Pope Francis pointed the way to becoming a more evangelical Church with his simple and humble question: “Who am I to judge?” He has not denied that there is sin, or that there is a judge, or that people need to embrace a life of ongoing conversion. All he has denied is that it is our role to judge people, which liberates us to discern the will of Christ and to love one another.
Tuesday, September 22, 2015
Thursday, May 14, 2015
Mary Ellen Durante, Ph.D. is a May 2015 graduate who wrote her dissertation on: “Teaching Children How to Pray: An Essential Dimension of Religious Education in a Postmodern Age,” Mary Ellen plans to develop religious educational programs to offer as a consultant for religious educators, parents, and children. This ministry will also include a community outreach platform for interreligious dialogue.
Born in Rochester, New York, Mary Ellen chose a career in music performance that included her husband and children.

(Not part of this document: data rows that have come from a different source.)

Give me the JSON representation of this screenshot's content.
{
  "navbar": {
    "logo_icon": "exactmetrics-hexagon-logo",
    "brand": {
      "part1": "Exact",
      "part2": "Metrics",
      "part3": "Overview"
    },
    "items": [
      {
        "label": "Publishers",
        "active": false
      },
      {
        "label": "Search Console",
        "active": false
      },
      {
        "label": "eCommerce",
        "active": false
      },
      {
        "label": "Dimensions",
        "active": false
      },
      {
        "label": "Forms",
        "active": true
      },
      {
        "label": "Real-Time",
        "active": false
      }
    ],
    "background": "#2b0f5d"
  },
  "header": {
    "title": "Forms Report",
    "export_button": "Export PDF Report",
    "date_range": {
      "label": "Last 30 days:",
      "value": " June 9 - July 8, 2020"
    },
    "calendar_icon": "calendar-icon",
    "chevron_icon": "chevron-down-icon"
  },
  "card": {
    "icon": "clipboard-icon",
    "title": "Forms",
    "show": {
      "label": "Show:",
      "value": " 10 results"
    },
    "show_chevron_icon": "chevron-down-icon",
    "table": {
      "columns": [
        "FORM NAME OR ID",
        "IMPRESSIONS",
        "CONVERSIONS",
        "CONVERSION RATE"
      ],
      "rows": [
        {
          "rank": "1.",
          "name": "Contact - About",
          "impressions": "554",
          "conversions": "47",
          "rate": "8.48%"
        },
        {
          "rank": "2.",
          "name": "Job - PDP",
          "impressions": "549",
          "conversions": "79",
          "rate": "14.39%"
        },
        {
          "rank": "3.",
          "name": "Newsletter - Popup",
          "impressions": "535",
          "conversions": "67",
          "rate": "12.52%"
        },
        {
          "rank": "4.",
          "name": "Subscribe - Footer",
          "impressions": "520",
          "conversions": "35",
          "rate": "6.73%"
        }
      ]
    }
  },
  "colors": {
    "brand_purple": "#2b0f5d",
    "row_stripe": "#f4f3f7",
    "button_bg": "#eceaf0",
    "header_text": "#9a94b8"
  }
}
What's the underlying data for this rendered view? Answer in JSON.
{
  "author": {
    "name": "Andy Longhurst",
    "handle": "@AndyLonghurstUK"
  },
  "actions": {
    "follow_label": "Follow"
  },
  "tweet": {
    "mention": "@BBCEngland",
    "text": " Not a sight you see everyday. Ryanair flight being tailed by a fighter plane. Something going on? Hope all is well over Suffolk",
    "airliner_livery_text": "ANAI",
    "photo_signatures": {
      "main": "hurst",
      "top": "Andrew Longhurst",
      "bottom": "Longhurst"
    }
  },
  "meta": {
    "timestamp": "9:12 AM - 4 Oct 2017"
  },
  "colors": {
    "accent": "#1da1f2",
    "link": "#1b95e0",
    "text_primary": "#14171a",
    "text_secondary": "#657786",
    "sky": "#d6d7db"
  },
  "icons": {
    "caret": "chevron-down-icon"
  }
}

In 2009 Mary Ellen began her studies at Fordham University with a concentration in family, church and community.
With an extensive background in curriculum development, music, and the arts Mary Ellen excels in integrating faith with creative educational programs that focus on performance, artistic production and assisting children and young people to realize their own creativity and potential. The underlining theme of her work is to show how quality religious educational programs and activities can provoke thoughtfulness, reflection, and spiritual awareness in serving others.
Thursday, April 30, 2015
Imelda Lam, May 2015 graduate, discusses her dissertation on Confucianism and Catholic Religious Education
I am Imelda Lam. I am a curriculum officer working at the Ministry of Education of the Catholic Diocese of Hong Kong. I work with a team that writes teaching and learning materials on religious education for teachers and students of Catholic schools in Hong Kong.
The topic of my dissertation is Catholic Religious Education and Confucianism: Some Implications for Interreligious Education in Hong Kong. This research highlighted the complementarity of Catholic Religious Education and Confucianism. It led me to explore the culture and the belief of people in the West and in the East, and took me to examine this complementary notion with an example found and implications inspired from a new curriculum that undertaking in Catholic schools in Hong Kong.
Wednesday, April 29, 2015
As Graduation approaches we want to introduce you to some of our recent doctoral graduates and their research. Congratulations to the 14 new Doctor of Ministry and Doctor of Philosophy students who have graduated this year!
William Joseph Mascitello
My B.A. is in Management and Industrial Relations is from Seton Hall University. My M.A. in Systematic Theology is from Notre Dame. I have been a religious educator in various parishes and institutions in the Archdiocese of Newark, New Jersey for the past twenty-five years. Currently, I am in my fourteenth year as Pastoral Associate at St. Mary’s in Dumont and I am an adjunct at Felician College in Lodi.
My Dissertation: Theotic Religious Education
In the fifty years since the Second Vatican Council, Roman Catholic catechetical efforts have tended to move from emphasis on linear-rational approaches. I advocate for the re-emphasis of relational dimensions and other preter-rational elements which come together toward a more holistic approach to religious education. Renewed efforts would have theosis or divinization as orienting principle, a theme espoused by the Byzantine Christian East which is lifelong and centers on the transformation of individuals as they strive for the restoration of all the relationships in which they find themselves— those with self, others, the whole created order, and ultimately with the triune God.